__Instructions for the task__.
Report every line of the records below that includes the string "solar".

__Material to process__.
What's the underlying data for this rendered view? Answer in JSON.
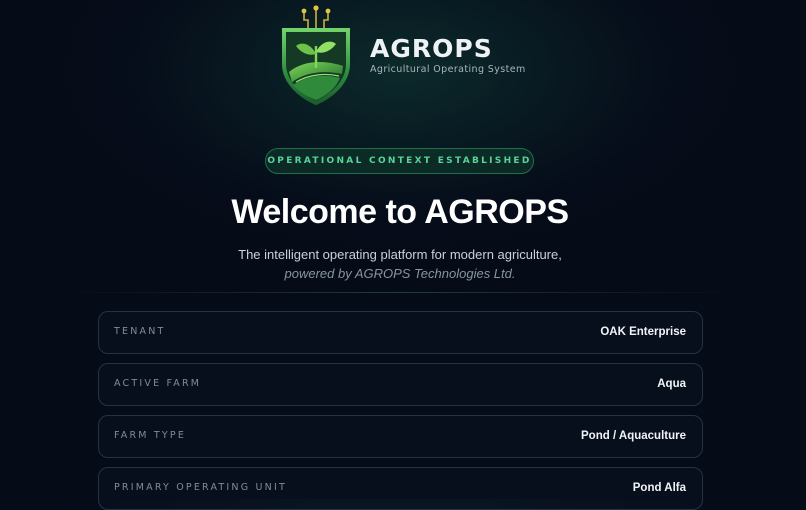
{
  "brand": {
    "name": "AGROPS",
    "subtitle": "Agricultural Operating System",
    "logo_icon": "shield-sprout-circuit-icon",
    "colors": {
      "accent_green": "#58d39a",
      "logo_green": "#4caf50"
    }
  },
  "status_badge": "OPERATIONAL CONTEXT ESTABLISHED",
  "welcome": {
    "title": "Welcome to AGROPS",
    "tagline": "The intelligent operating platform for modern agriculture,",
    "powered_by": "powered by AGROPS Technologies Ltd."
  },
  "context": [
    {
      "label": "TENANT",
      "value": "OAK Enterprise"
    },
    {
      "label": "ACTIVE FARM",
      "value": "Aqua"
    },
    {
      "label": "FARM TYPE",
      "value": "Pond / Aquaculture"
    },
    {
      "label": "PRIMARY OPERATING UNIT",
      "value": "Pond Alfa"
    }
  ]
}
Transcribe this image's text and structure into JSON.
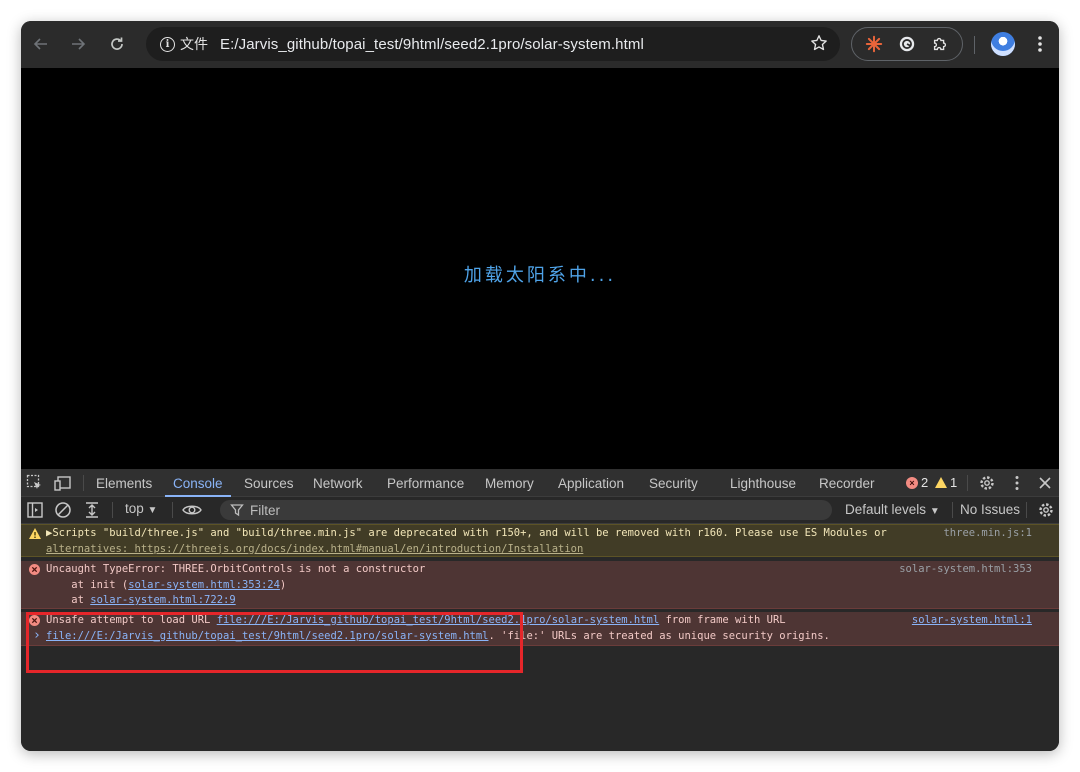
{
  "browser": {
    "site_chip": "文件",
    "url": "E:/Jarvis_github/topai_test/9html/seed2.1pro/solar-system.html"
  },
  "page": {
    "loading_text": "加载太阳系中..."
  },
  "devtools": {
    "tabs": [
      "Elements",
      "Console",
      "Sources",
      "Network",
      "Performance",
      "Memory",
      "Application",
      "Security",
      "Lighthouse",
      "Recorder"
    ],
    "active_tab": "Console",
    "error_count": "2",
    "warning_count": "1",
    "context": "top",
    "filter_placeholder": "Filter",
    "levels": "Default levels",
    "issues": "No Issues"
  },
  "console": {
    "warning": {
      "text": "▶Scripts \"build/three.js\" and \"build/three.min.js\" are deprecated with r150+, and will be removed with r160. Please use ES Modules or",
      "line2": "alternatives: https://threejs.org/docs/index.html#manual/en/introduction/Installation",
      "source": "three.min.js:1"
    },
    "error1": {
      "text": "Uncaught TypeError: THREE.OrbitControls is not a constructor",
      "at_init_prefix": "    at init (",
      "at_init_link": "solar-system.html:353:24",
      "at_init_suffix": ")",
      "at2_prefix": "    at ",
      "at2_link": "solar-system.html:722:9",
      "source": "solar-system.html:353"
    },
    "error2": {
      "prefix": "Unsafe attempt to load URL ",
      "link1": "file:///E:/Jarvis_github/topai_test/9html/seed2.1pro/solar-system.html",
      "middle": " from frame with URL",
      "link2": "file:///E:/Jarvis_github/topai_test/9html/seed2.1pro/solar-system.html",
      "suffix": ". 'file:' URLs are treated as unique security origins.",
      "source": "solar-system.html:1"
    },
    "prompt_symbol": "›"
  },
  "colors": {
    "loading_text": "#4fa3e8",
    "accent": "#8ab4f8",
    "error": "#f28b82",
    "warning": "#fdd663",
    "highlight_box": "#e5262a"
  }
}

__Reply to the task__.
    "url": "E:/Jarvis_github/topai_test/9html/seed2.1pro/solar-system.html"
      "at_init_link": "solar-system.html:353:24",
      "at2_link": "solar-system.html:722:9",
      "source": "solar-system.html:353"
      "link1": "file:///E:/Jarvis_github/topai_test/9html/seed2.1pro/solar-system.html",
      "link2": "file:///E:/Jarvis_github/topai_test/9html/seed2.1pro/solar-system.html",
      "source": "solar-system.html:1"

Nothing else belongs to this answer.